■ Task brief:
Would you reproduce each line below exactly, leaving every picture out?

■ Data provided:
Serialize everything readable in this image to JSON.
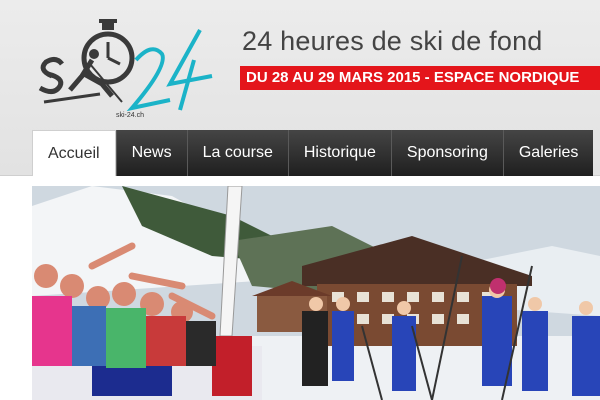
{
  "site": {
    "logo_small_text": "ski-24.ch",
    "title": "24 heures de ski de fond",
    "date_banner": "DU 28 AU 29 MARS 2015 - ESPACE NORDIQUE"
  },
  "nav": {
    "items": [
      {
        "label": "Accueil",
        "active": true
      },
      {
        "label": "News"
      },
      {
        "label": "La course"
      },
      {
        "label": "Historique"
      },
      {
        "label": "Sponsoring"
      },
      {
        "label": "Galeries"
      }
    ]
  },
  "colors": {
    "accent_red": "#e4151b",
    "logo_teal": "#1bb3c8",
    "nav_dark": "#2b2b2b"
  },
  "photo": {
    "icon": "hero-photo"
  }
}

■ Solution to the exercise:
Serialize everything readable in this image to JSON.
{
  "site": {
    "logo_small_text": "ski-24.ch",
    "title": "24 heures de ski de fond",
    "date_banner": "DU 28 AU 29 MARS 2015 - ESPACE NORDIQUE"
  },
  "nav": {
    "items": [
      {
        "label": "Accueil",
        "active": true
      },
      {
        "label": "News"
      },
      {
        "label": "La course"
      },
      {
        "label": "Historique"
      },
      {
        "label": "Sponsoring"
      },
      {
        "label": "Galeries"
      }
    ]
  },
  "colors": {
    "accent_red": "#e4151b",
    "logo_teal": "#1bb3c8",
    "nav_dark": "#2b2b2b"
  },
  "photo": {
    "icon": "hero-photo"
  }
}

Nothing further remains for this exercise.